TAG | neo-con conundrums
A conservative Republican Congressman from North Carolina’s military and Bible belt, Walter B. Jones, opposed the war in Iraq and is now calling for a pull-out from Afghanistan. For such a courageous stance against party conformity, he should be congratulated. Among likely presidential contenders (leaving aside Ron Paul), the stance on U.S. war against countries we have no hope of transforming and no stated desire to conquer ranges from “We’re not doing enough invading” to “We’re not doing enough invading or enough shoveling of tax dollars down the gullet of the Pentagon.” I heard Tim Pawlenty do his tough-guy routine against the Syrian President—“We give him an ultimatum: ‘You’re gone tomorrow’”—several weeks ago to a group of influential New York neo-cons, who rewarded his promise of aggressive militarism with an enthusiastic round of applause. All the other major Presidential candidates would have said the same thing.
But however much I admire Rep. Jones’ intrepid individualism, I cannot help puzzling over his understanding of how he arrived at his anti-war stance. He voted for the authorization of military force in Iraq in 2002, then started having misgivings about the invasion and in 2005 publicly called for troop withdrawal. The reason he changed his mind, he said, was that God led him to do so:
“I thank God that he made me feel guilty about my vote on Iraq,”
he told the New York Times.
This statement raises a host of questions. If, in Jones’ view, God is anti-war and thus led him to that Godly stance, why are there so many equally devout Americans who are just as convinced of the justice of the Iraq war? Is Jones uniquely attuned to God’s will? The implication is unavoidable that those pro-war believers are mistaken about God’s will—why is that? Does the fault lie in themselves and in their disordered prayer lives? It must, since presumably God would not send readable messages about the injustice of the war to some people and inscrutable messages to others. Or perhaps God sends completely different messages to different people—pro-war to some, anti-war to others–just for the sake of spectator sport? George Bush claimed divine mandate for the Iraq invasion, since freedom is God’s gift to humanity, which he, Bush, was assisting with the Freedom Agenda. Presumably, Jones would say that Bush was mistaken in his reading of God’s will. But how does Jones know that he, Jones, is right and Bush is wrong? Both appeal to the identical and sole piece of evidence: Their personal sensation of God speaking to them. But again, if Bush is wrong, why did he get it wrong? If you were God, and the unjustified loss of American lives (we won’t even mention Iraqi lives) were important to you, wouldn’t it be equally important to get the message out, clearly and unequivocally? Either God screwed up in his messaging or your fellow Christian war hawks are screwed up in their ability to receive God’s will, but I have never heard a believer confront this fact explicitly and either berate God for being coy or accuse his fellow Christians of lacking access to God’s message. Nor have I heard anyone offer a theory as to why there should be disagreement about something so fundamental as God’s will—about war, in this case. If the problem is that man’s fallen state prevents him from perceiving God’s clear messages in all their unequivocal splendor, Jones is therefore implying that he is less fallen than his fellow Republican religious war supporters. (more…)
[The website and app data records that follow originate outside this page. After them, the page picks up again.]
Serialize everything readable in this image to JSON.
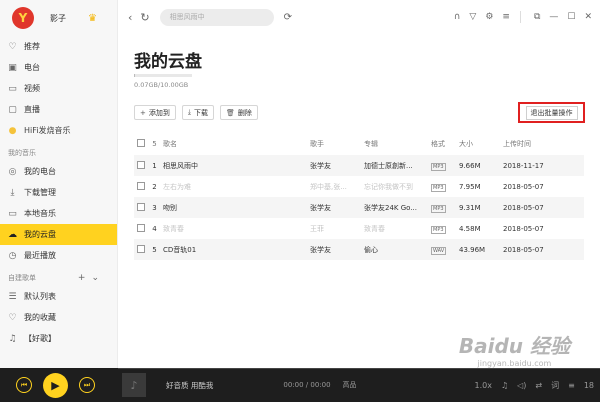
{
  "user": {
    "name": "影子",
    "avatar_letter": "Y",
    "vip_icon": "crown-icon"
  },
  "sidebar": {
    "top_items": [
      {
        "label": "推荐",
        "icon": "heart-icon"
      },
      {
        "label": "电台",
        "icon": "radio-icon"
      },
      {
        "label": "视频",
        "icon": "video-icon"
      },
      {
        "label": "直播",
        "icon": "live-icon"
      },
      {
        "label": "HiFi发烧音乐",
        "icon": "hifi-icon"
      }
    ],
    "my_music_heading": "我的音乐",
    "my_items": [
      {
        "label": "我的电台",
        "icon": "radio-icon"
      },
      {
        "label": "下载管理",
        "icon": "download-icon"
      },
      {
        "label": "本地音乐",
        "icon": "monitor-icon"
      },
      {
        "label": "我的云盘",
        "icon": "cloud-icon",
        "active": true
      },
      {
        "label": "最近播放",
        "icon": "clock-icon"
      }
    ],
    "playlist_heading": "自建歌单",
    "playlists": [
      {
        "label": "默认列表",
        "icon": "list-icon"
      },
      {
        "label": "我的收藏",
        "icon": "heart-outline-icon"
      },
      {
        "label": "【好歌】",
        "icon": "playlist-icon"
      }
    ]
  },
  "topbar": {
    "search_placeholder": "相思风雨中"
  },
  "page": {
    "title": "我的云盘",
    "usage_text": "0.07GB/10.00GB",
    "usage_fraction": 0.007
  },
  "toolbar": {
    "add_label": "添加到",
    "download_label": "下载",
    "delete_label": "删除",
    "exit_batch_label": "退出批量操作"
  },
  "table": {
    "count": "5",
    "headers": {
      "name": "歌名",
      "artist": "歌手",
      "album": "专辑",
      "format": "格式",
      "size": "大小",
      "date": "上传时间"
    },
    "rows": [
      {
        "num": "1",
        "name": "相思风雨中",
        "artist": "张学友",
        "album": "加德士原創新...",
        "format": "MP3",
        "size": "9.66M",
        "date": "2018-11-17",
        "grey": false
      },
      {
        "num": "2",
        "name": "左右为难",
        "artist": "郑中基,张...",
        "album": "忘记你我做不到",
        "format": "MP3",
        "size": "7.95M",
        "date": "2018-05-07",
        "grey": true
      },
      {
        "num": "3",
        "name": "吻别",
        "artist": "张学友",
        "album": "张学友24K Go...",
        "format": "MP3",
        "size": "9.31M",
        "date": "2018-05-07",
        "grey": false
      },
      {
        "num": "4",
        "name": "致青春",
        "artist": "王菲",
        "album": "致青春",
        "format": "MP3",
        "size": "4.58M",
        "date": "2018-05-07",
        "grey": true
      },
      {
        "num": "5",
        "name": "CD音轨01",
        "artist": "张学友",
        "album": "偷心",
        "format": "WAV",
        "size": "43.96M",
        "date": "2018-05-07",
        "grey": false
      }
    ]
  },
  "player": {
    "title": "好音质 用酷我",
    "time": "00:00 / 00:00",
    "quality": "高品",
    "speed": "1.0x",
    "count": "18"
  },
  "watermark": {
    "big": "Baidu 经验",
    "small": "jingyan.baidu.com"
  }
}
It is amusing to hear right-wing media hosts rail about TSA’s body scans as an extension of the Obama socialist agenda and as an environmental health hazard. It was of course the Bush Administration and its supporters in neo-con think tanks that hyped the idea that the U.S. is under civilizational threat from Islamic terrorism and that created the bureaucracies whose primary function is to respond to the Islamic menace, which therefore can never be deemed to have been exagerrated. Maybe a Bush Administration adoption of body scans would have provoked the same resistance from the right, but I doubt it. Nevertheless, any push-back against the idea that we need ever more stringent security measures is welcome. (I haven’t heard what the right-wing media is offering as an alternative to the body scans, but I would guess that they are calling again for profiling the hell out of Islamic passengers. That’s a logical idea in theory, the problem is that it is nearly unworkable in practice.) As for myself, I have yet to encounter an intrusion that breaches my privacy threshold and couldn’t care less about these scans from a privacy perspective. But I object to the burdens on commerce that they impose and to the “Be Afraid” message that they send out. It would be nice if the right wing stood up for rationality and true risk assessment. There have been scores of deaths in American workplaces over the last year from psychopaths and zero deaths anywhere in the U.S. from Islamic terrorists. Ditto in every of the preceding 9 years. As for auto fatalities, don’t get me started. If we went back to pre-9/11 airport security measures, my guess is that flying would still be far safer than driving.